Data excerpts =>
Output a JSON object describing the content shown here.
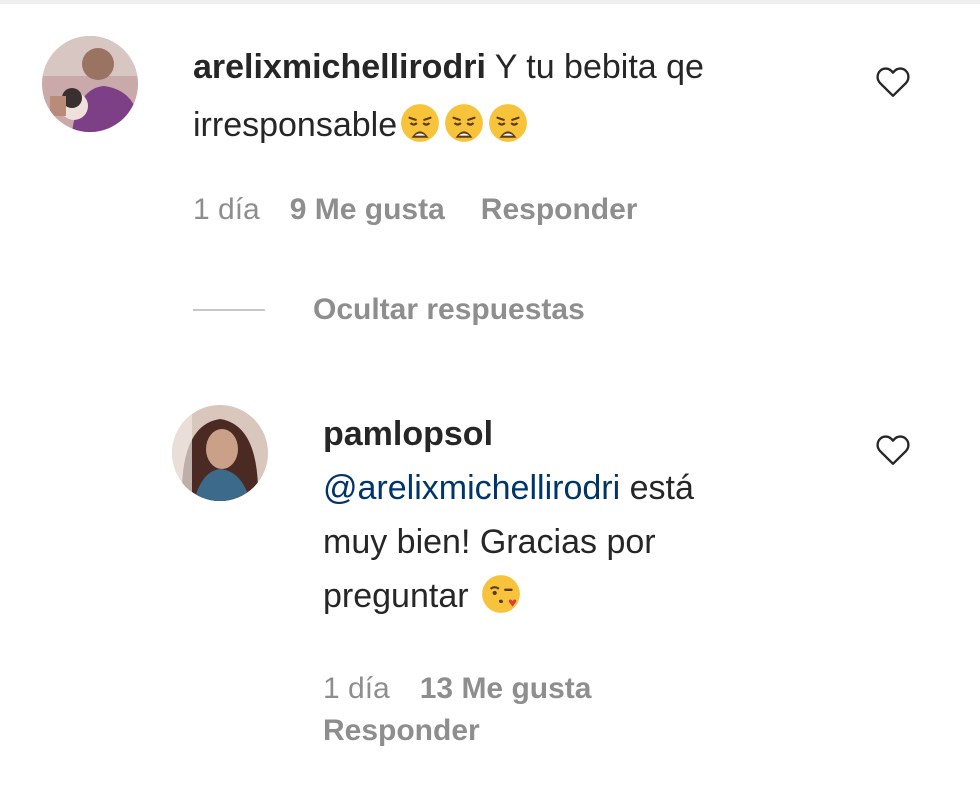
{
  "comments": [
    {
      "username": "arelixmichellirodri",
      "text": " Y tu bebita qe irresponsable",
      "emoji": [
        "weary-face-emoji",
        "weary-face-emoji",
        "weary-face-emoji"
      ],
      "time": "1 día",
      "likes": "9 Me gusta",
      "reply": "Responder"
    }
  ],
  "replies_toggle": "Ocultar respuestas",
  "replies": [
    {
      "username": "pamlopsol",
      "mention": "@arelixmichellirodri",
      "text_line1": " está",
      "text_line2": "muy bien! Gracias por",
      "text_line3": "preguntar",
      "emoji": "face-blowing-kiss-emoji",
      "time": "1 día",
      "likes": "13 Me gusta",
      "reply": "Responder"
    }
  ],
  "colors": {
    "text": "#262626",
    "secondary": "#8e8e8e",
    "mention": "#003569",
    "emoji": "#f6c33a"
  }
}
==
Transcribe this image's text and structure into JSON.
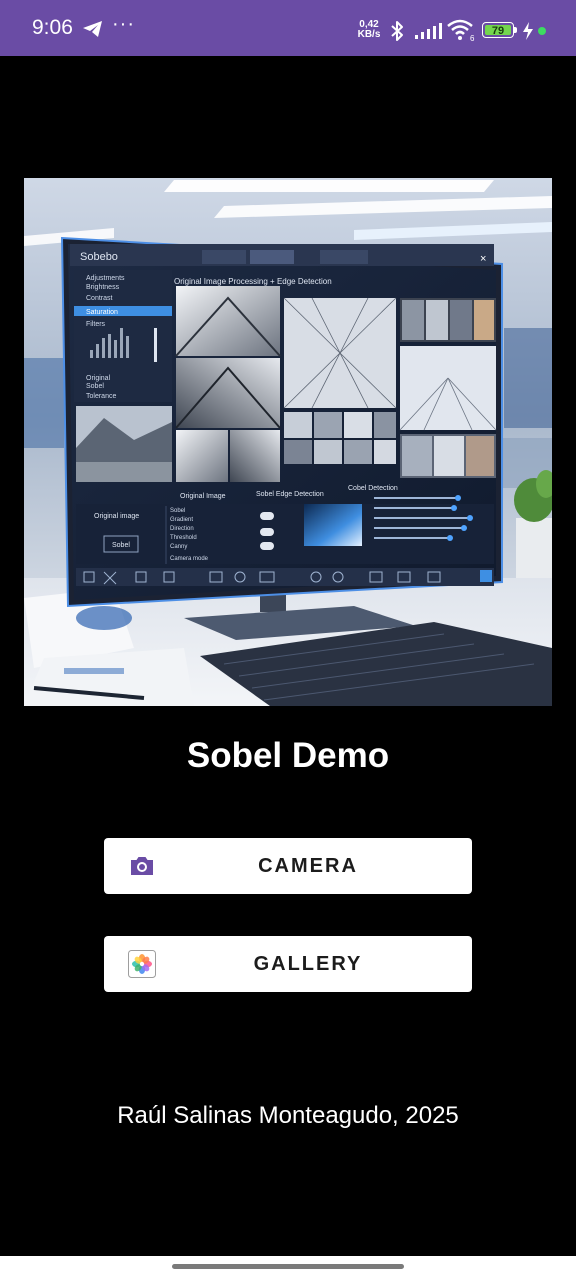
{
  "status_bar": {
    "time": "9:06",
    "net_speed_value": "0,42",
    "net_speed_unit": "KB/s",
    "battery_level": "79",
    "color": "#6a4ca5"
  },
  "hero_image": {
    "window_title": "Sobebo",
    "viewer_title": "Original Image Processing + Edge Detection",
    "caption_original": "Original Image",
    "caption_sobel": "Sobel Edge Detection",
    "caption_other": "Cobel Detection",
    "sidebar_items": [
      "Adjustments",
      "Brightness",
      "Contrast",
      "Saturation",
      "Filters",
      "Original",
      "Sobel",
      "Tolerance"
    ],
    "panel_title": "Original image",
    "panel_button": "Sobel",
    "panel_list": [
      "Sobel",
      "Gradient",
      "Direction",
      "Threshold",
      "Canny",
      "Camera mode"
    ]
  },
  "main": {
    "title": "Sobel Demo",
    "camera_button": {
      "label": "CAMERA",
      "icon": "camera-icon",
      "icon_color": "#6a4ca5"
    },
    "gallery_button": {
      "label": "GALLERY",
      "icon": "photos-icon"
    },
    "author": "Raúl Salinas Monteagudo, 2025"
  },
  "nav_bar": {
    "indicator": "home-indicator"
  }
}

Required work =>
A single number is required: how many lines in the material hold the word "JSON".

Answer to this problem =>
2